"I have to say that I am very impressed by the difference between the old and the new figures," said the meeting's chairman, Jean-Claude Juncker, with characteristically dry sense of humour.
"It happens occasionally but if it happens again we risk putting all Eurostat data at risk of credibility," he added more seriously.
Greek deficit forecasts made by Eurostat – the EU's statistic's office – have also been off the mark due to the poor quality of information provided to them by the southeastern European country.
The EU's economy commissioner, Joaquin Almunia, was straight to the point in the news conference after the meeting.
"We want to know what has happened and why it has happened," he said, indicating that the commission, Eurostat and the Greek statistics office would be getting together shortly to discuss the issue.
"Serious discrepancies will require an open and deep investigation," he added.
Large states told to respect budget pact
While one of Europe's big spenders was given a thorough chastising, France and Germany were also told to get their finances in order.
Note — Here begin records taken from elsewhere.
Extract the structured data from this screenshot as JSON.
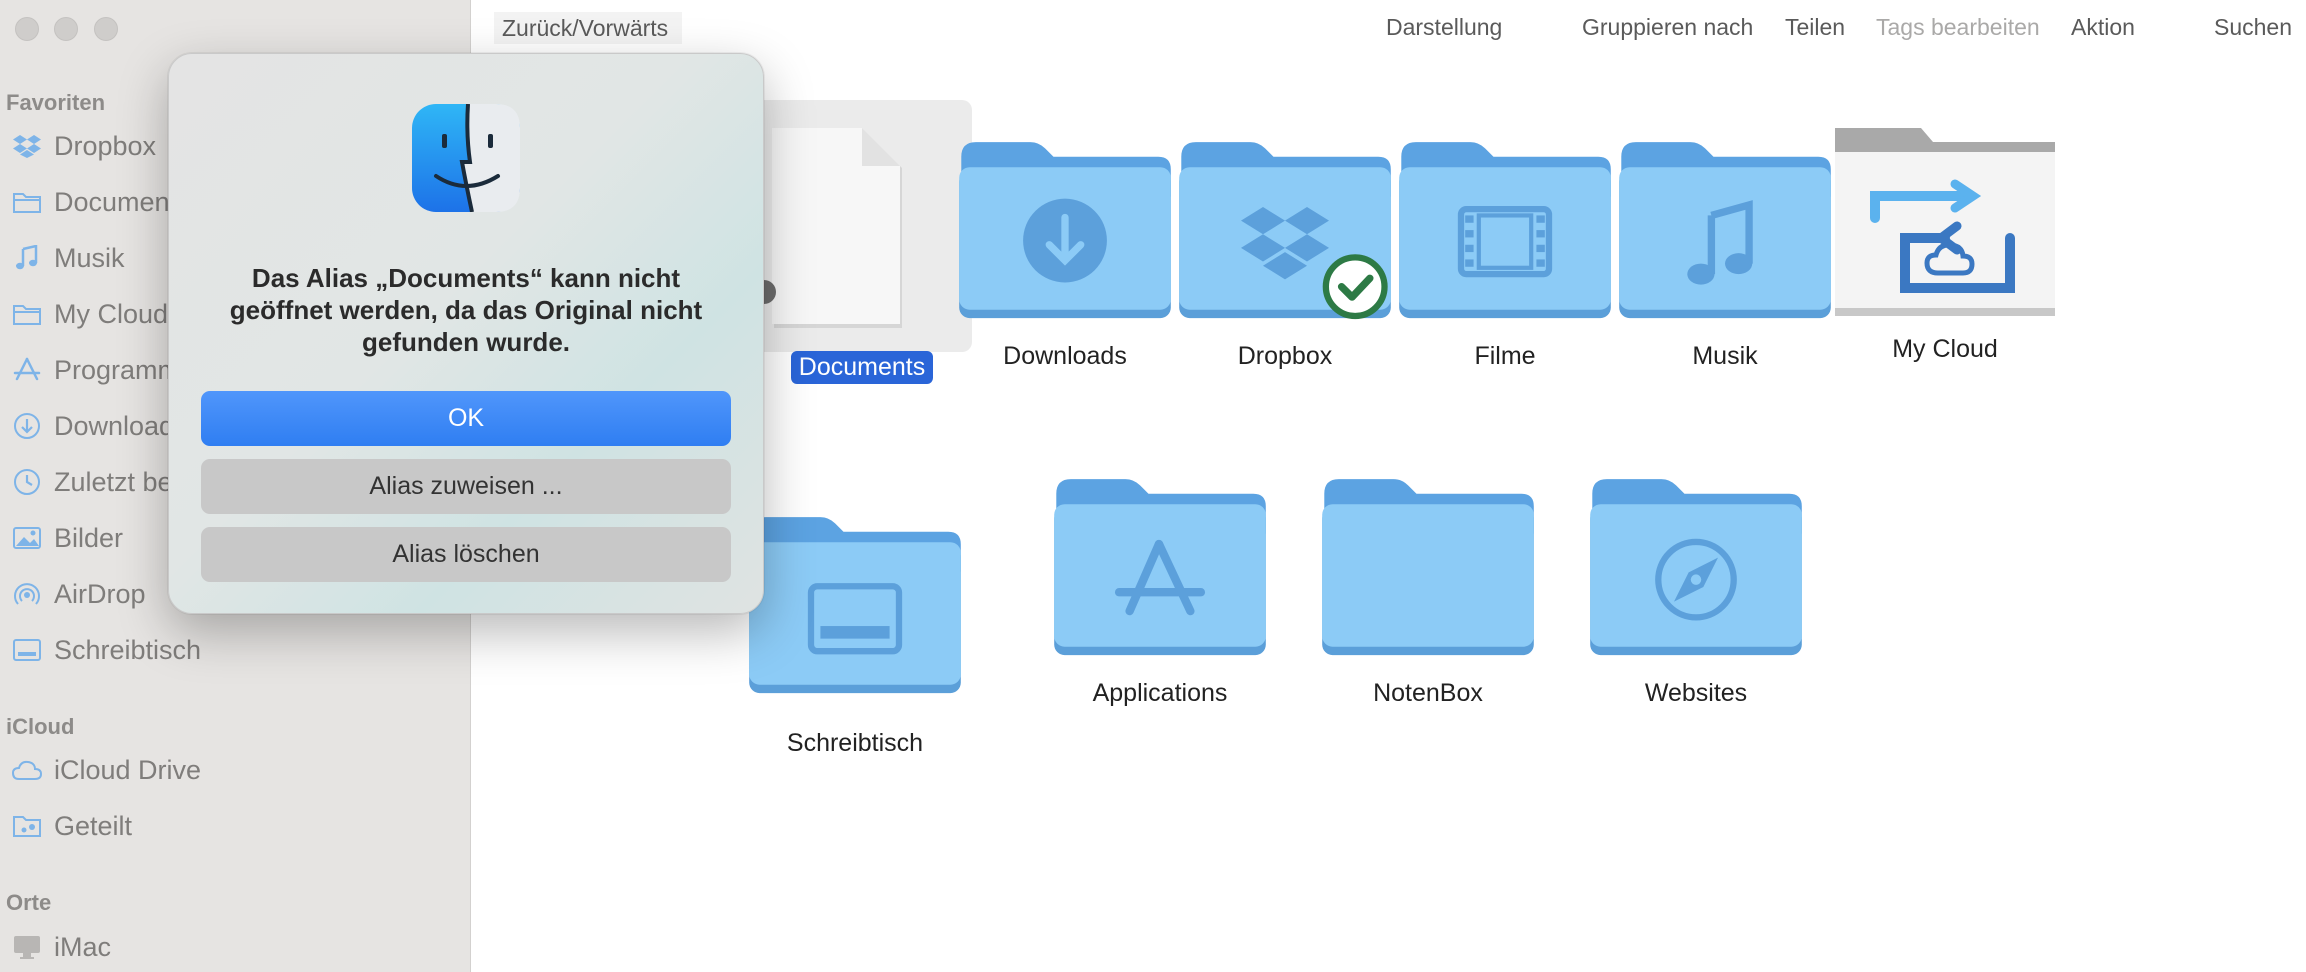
{
  "sidebar": {
    "sections": [
      {
        "title": "Favoriten",
        "items": [
          {
            "label": "Dropbox",
            "icon": "dropbox-icon"
          },
          {
            "label": "Documen",
            "icon": "folder-icon"
          },
          {
            "label": "Musik",
            "icon": "music-note-icon"
          },
          {
            "label": "My Cloud",
            "icon": "folder-icon"
          },
          {
            "label": "Programm",
            "icon": "app-store-icon"
          },
          {
            "label": "Download",
            "icon": "download-circle-icon"
          },
          {
            "label": "Zuletzt be",
            "icon": "clock-icon"
          },
          {
            "label": "Bilder",
            "icon": "photo-icon"
          },
          {
            "label": "AirDrop",
            "icon": "airdrop-icon"
          },
          {
            "label": "Schreibtisch",
            "icon": "desktop-icon"
          }
        ]
      },
      {
        "title": "iCloud",
        "items": [
          {
            "label": "iCloud Drive",
            "icon": "cloud-icon"
          },
          {
            "label": "Geteilt",
            "icon": "shared-folder-icon"
          }
        ]
      },
      {
        "title": "Orte",
        "items": [
          {
            "label": "iMac",
            "icon": "imac-icon"
          }
        ]
      }
    ]
  },
  "toolbar": {
    "back_forward": "Zurück/Vorwärts",
    "view": "Darstellung",
    "group_by": "Gruppieren nach",
    "share": "Teilen",
    "edit_tags": "Tags bearbeiten",
    "action": "Aktion",
    "search": "Suchen"
  },
  "files": [
    {
      "label": "Documents",
      "icon": "alias-document-icon",
      "selected": true
    },
    {
      "label": "Downloads",
      "icon": "downloads-folder-icon"
    },
    {
      "label": "Dropbox",
      "icon": "dropbox-folder-icon"
    },
    {
      "label": "Filme",
      "icon": "movies-folder-icon"
    },
    {
      "label": "Musik",
      "icon": "music-folder-icon"
    },
    {
      "label": "My Cloud",
      "icon": "my-cloud-folder-icon"
    },
    {
      "label": "Schreibtisch",
      "icon": "desktop-folder-icon"
    },
    {
      "label": "Applications",
      "icon": "applications-folder-icon"
    },
    {
      "label": "NotenBox",
      "icon": "folder-icon"
    },
    {
      "label": "Websites",
      "icon": "websites-folder-icon"
    }
  ],
  "dialog": {
    "icon": "finder-icon",
    "message": "Das Alias „Documents“ kann nicht geöffnet werden, da das Original nicht gefunden wurde.",
    "ok": "OK",
    "reassign": "Alias zuweisen ...",
    "delete": "Alias löschen"
  },
  "colors": {
    "folder_body": "#8ac8f5",
    "folder_tab": "#5ca3e2",
    "folder_glyph": "#5ca0db",
    "selection": "#2a65d8",
    "primary_button": "#3a86f6",
    "sync_check": "#2d7a45"
  }
}
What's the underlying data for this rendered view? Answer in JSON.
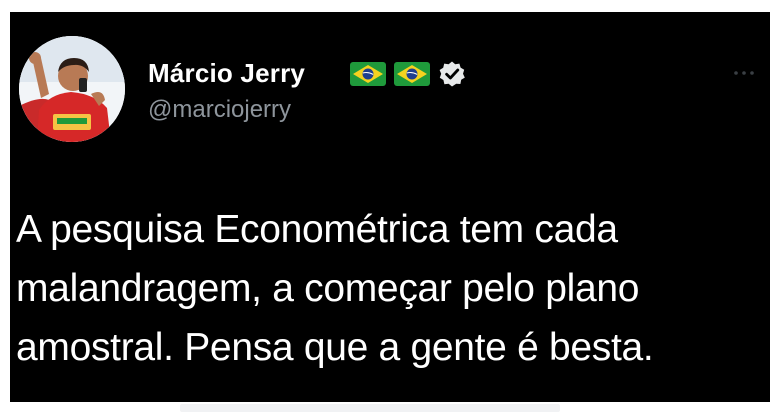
{
  "tweet": {
    "author": {
      "display_name": "Márcio Jerry",
      "handle": "@marciojerry",
      "verified": true,
      "name_flags": [
        "brazil-flag-icon",
        "brazil-flag-icon"
      ]
    },
    "text_lines": [
      "A pesquisa Econométrica tem cada",
      "malandragem, a começar pelo plano",
      "amostral. Pensa que a gente é besta."
    ],
    "menu_icon": "more-options-icon"
  },
  "colors": {
    "card_background": "#000000",
    "name_text": "#ffffff",
    "handle_text": "#8e959c",
    "body_text": "#ffffff",
    "flag_green": "#1f9a3b",
    "flag_yellow": "#f4d21f",
    "flag_blue": "#1f3f8f"
  }
}
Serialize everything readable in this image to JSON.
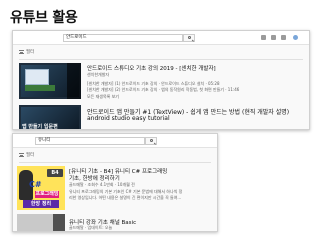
{
  "slide_title": "유튜브 활용",
  "screenshot1": {
    "search_value": "안드로이드",
    "filter_label": "필터",
    "results": [
      {
        "title": "안드로이드 스튜디오 기초 강의 2019 - [센치한 개발자]",
        "channel": "센치한개발자",
        "desc": "[센치한 개발자] (1) 안드로이드 기초 강의 · 안드로이드 스튜디오 설치 · 05:28",
        "desc2": "[센치한 개발자] (2) 안드로이드 기초 강의 · 앱의 동작원리 작동법, 첫 화면 만들기 · 11:46",
        "link": "모든 재생목록 보기"
      },
      {
        "title": "안드로이드 앱 만들기 #1 (TextView) - 쉽게 앱 만드는 방법 (현직 개발자 설명)",
        "title2": "android studio easy tutorial",
        "thumb_caption": "앱 만들기 입문편"
      }
    ]
  },
  "screenshot2": {
    "search_value": "유니티",
    "filter_label": "필터",
    "results": [
      {
        "title": "[유니티 기초 - B4] 유니티 C# 프로그래밍",
        "title2": "기초, 한방에 정리하기",
        "channel": "골드메탈 · 조회수 4.1만회 · 10개월 전",
        "desc": "유니티 프로그래밍의 기본 기초인 C# 기본 문법에 대해서 하나씩 정",
        "desc2": "리한 영상입니다. 어떤 내용은 설명이 긴 편이지만 시간을 꼭 들여...",
        "thumb_ep": "B4",
        "thumb_c": "C#",
        "thumb_pink": "프로그래밍",
        "thumb_bottom": "한방 정리"
      },
      {
        "title": "유니티 강좌 기초 채널 Basic",
        "channel": "골드메탈 · 업데이트: 오늘"
      }
    ]
  }
}
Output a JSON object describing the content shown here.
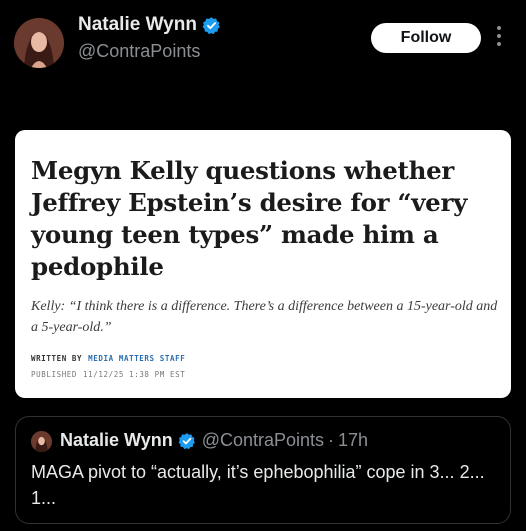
{
  "post": {
    "author_name": "Natalie Wynn",
    "author_handle": "@ContraPoints",
    "follow_label": "Follow"
  },
  "article": {
    "headline": "Megyn Kelly questions whether Jeffrey Epstein’s desire for “very young teen types” made him a pedophile",
    "dek": "Kelly: “I think there is a difference. There’s a difference between a 15-year-old and a 5-year-old.”",
    "written_by_label": "WRITTEN BY",
    "author": "MEDIA MATTERS STAFF",
    "published_label": "PUBLISHED",
    "published_date": "11/12/25 1:38 PM EST"
  },
  "quoted_post": {
    "author_name": "Natalie Wynn",
    "author_handle": "@ContraPoints",
    "separator": "·",
    "time": "17h",
    "text": "MAGA pivot to “actually, it’s ephebophilia” cope in 3... 2... 1..."
  },
  "colors": {
    "background": "#000000",
    "verified_badge": "#1d9bf0",
    "follow_button": "#ffffff",
    "byline_author": "#2b6fb0"
  },
  "icons": [
    "verified-badge-icon",
    "more-options-icon"
  ]
}
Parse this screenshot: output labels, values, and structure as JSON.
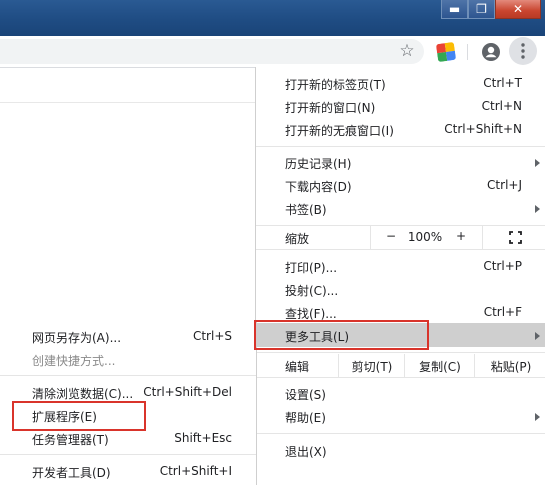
{
  "window": {
    "buttons": {
      "minimize_glyph": "▬",
      "maximize_glyph": "❐",
      "close_glyph": "✕"
    }
  },
  "toolbar": {
    "bookmark_glyph": "☆",
    "extension_colors": [
      "#ea4335",
      "#fbbc04",
      "#34a853",
      "#4285f4"
    ]
  },
  "main_menu": {
    "group1": [
      {
        "label": "打开新的标签页(T)",
        "shortcut": "Ctrl+T"
      },
      {
        "label": "打开新的窗口(N)",
        "shortcut": "Ctrl+N"
      },
      {
        "label": "打开新的无痕窗口(I)",
        "shortcut": "Ctrl+Shift+N"
      }
    ],
    "group2": [
      {
        "label": "历史记录(H)",
        "shortcut": "",
        "submenu": true
      },
      {
        "label": "下载内容(D)",
        "shortcut": "Ctrl+J"
      },
      {
        "label": "书签(B)",
        "shortcut": "",
        "submenu": true
      }
    ],
    "zoom": {
      "label": "缩放",
      "minus": "−",
      "value": "100%",
      "plus": "+"
    },
    "group3": [
      {
        "label": "打印(P)...",
        "shortcut": "Ctrl+P"
      },
      {
        "label": "投射(C)...",
        "shortcut": ""
      },
      {
        "label": "查找(F)...",
        "shortcut": "Ctrl+F"
      },
      {
        "label": "更多工具(L)",
        "shortcut": "",
        "submenu": true,
        "highlighted": true
      }
    ],
    "edit": {
      "label": "编辑",
      "cut": "剪切(T)",
      "copy": "复制(C)",
      "paste": "粘贴(P)"
    },
    "group4": [
      {
        "label": "设置(S)",
        "shortcut": ""
      },
      {
        "label": "帮助(E)",
        "shortcut": "",
        "submenu": true
      }
    ],
    "exit": {
      "label": "退出(X)"
    }
  },
  "more_tools_menu": {
    "items": [
      {
        "label": "网页另存为(A)...",
        "shortcut": "Ctrl+S"
      },
      {
        "label": "创建快捷方式...",
        "shortcut": "",
        "disabled": true
      },
      {
        "label": "清除浏览数据(C)...",
        "shortcut": "Ctrl+Shift+Del"
      },
      {
        "label": "扩展程序(E)",
        "shortcut": ""
      },
      {
        "label": "任务管理器(T)",
        "shortcut": "Shift+Esc"
      },
      {
        "label": "开发者工具(D)",
        "shortcut": "Ctrl+Shift+I"
      }
    ]
  },
  "annotations": {
    "highlight_color": "#d9342b"
  }
}
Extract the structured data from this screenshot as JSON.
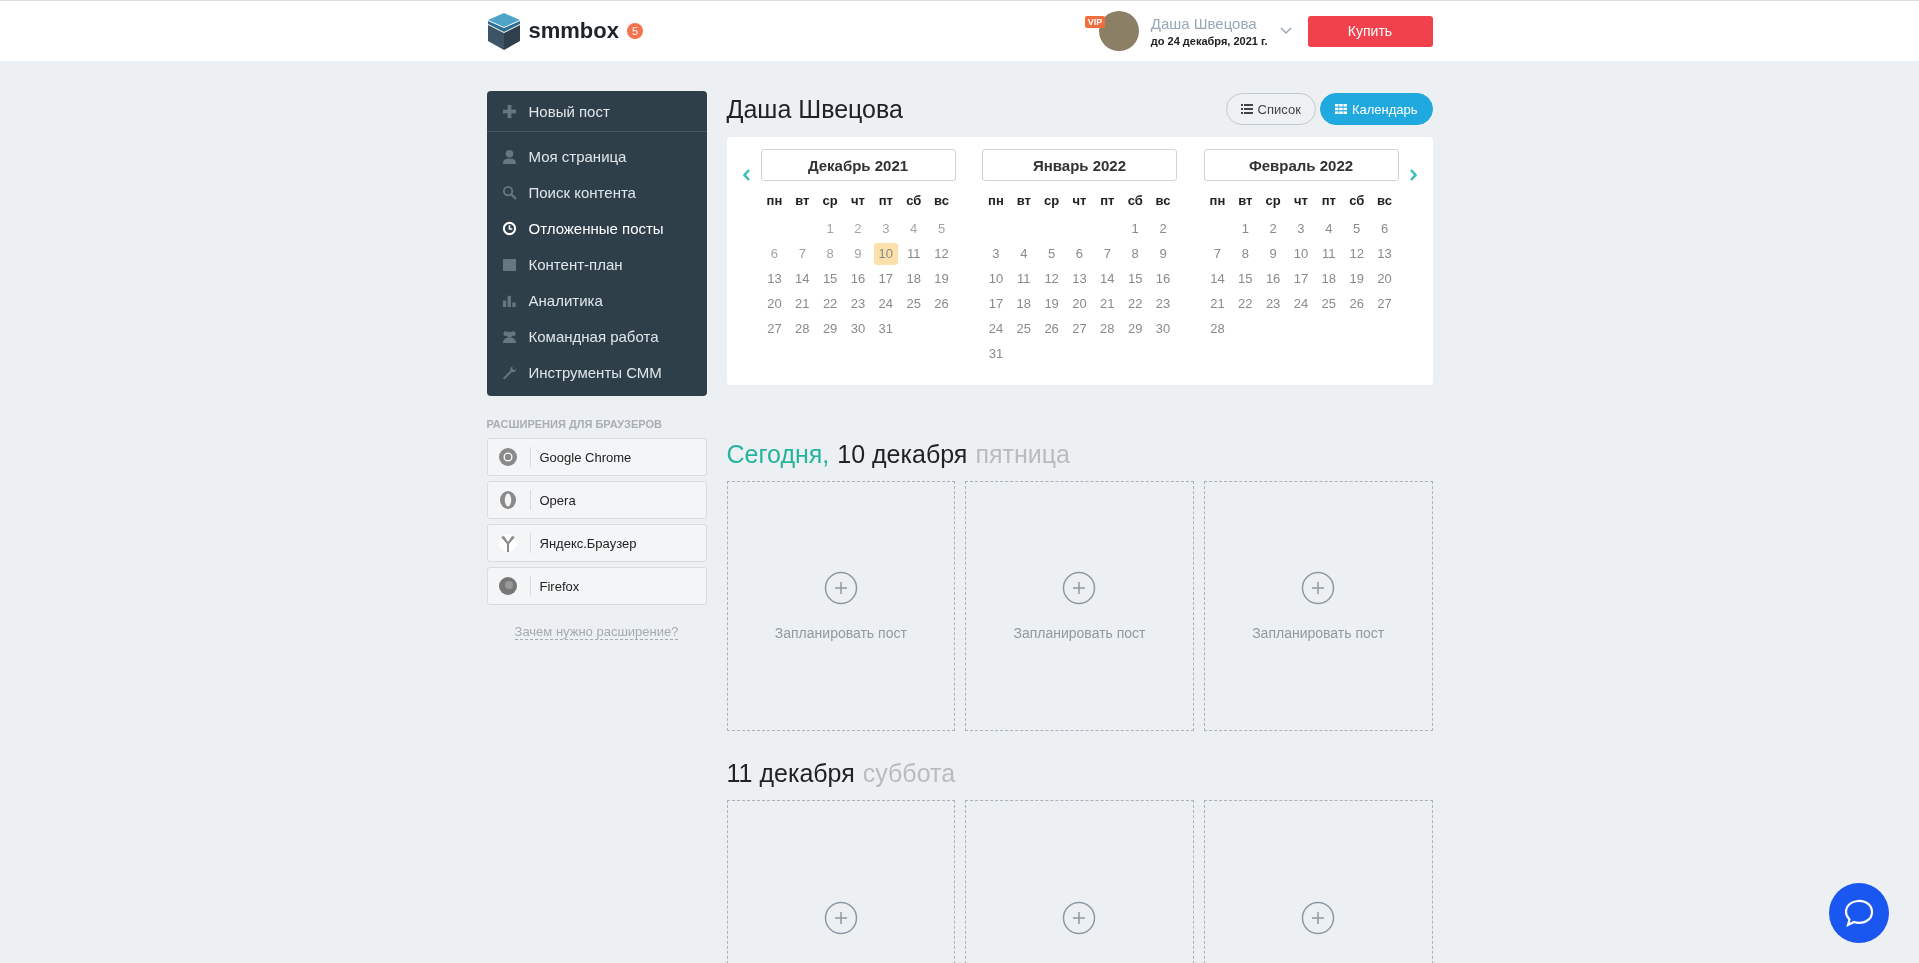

EU economies are bound by the Stability and Growth Pact which limits budget deficits to three percent of GDP. However a 2005 revision of the pact allows government's to exceed this level under exceptional circumstances, an alteration they have taken full advantage of in the current climate.
Twenty of the EU's 27 members have now been the subject of some form of deficit action from the European Commission, meaning a report with a timetable to bring deficits down.
France expects its overall public deficit to reach 8.2 percent of GDP in 2009, rising to 8.5 percent in 2010. Germany - the euro area's biggest economy - expects its deficit to swell from 3.7 percent of GDP this year to 6 percent in 2010.
Mr Juncker said smaller member states would have great difficulty in explaining to their citizens why spending cuts and tax rises were needed to bring deficits down, if their bigger neighbours did not take similar action.
Jean-Claude Trichet, president of the European Central Bank, agreed. "France and Germany have to be treated in the same fashion," he said.
Euro area finance ministers now agree that exit strategies to end the current stimulus measures should commence in 2011, assuming commission figures out next month point to economic recovery in 2010.
The precondition is that any forecast euro area growth is based on normal economic drivers and not the current stimulus spending which is inflating demand.
Once that condition is met, budget consolidation through spending cuts and tax rises will need to exceed the normal 0.5 percent of GDP warned Mr Juncker, while Mr Almunia indicated that for several member states the process will need to start before 2011.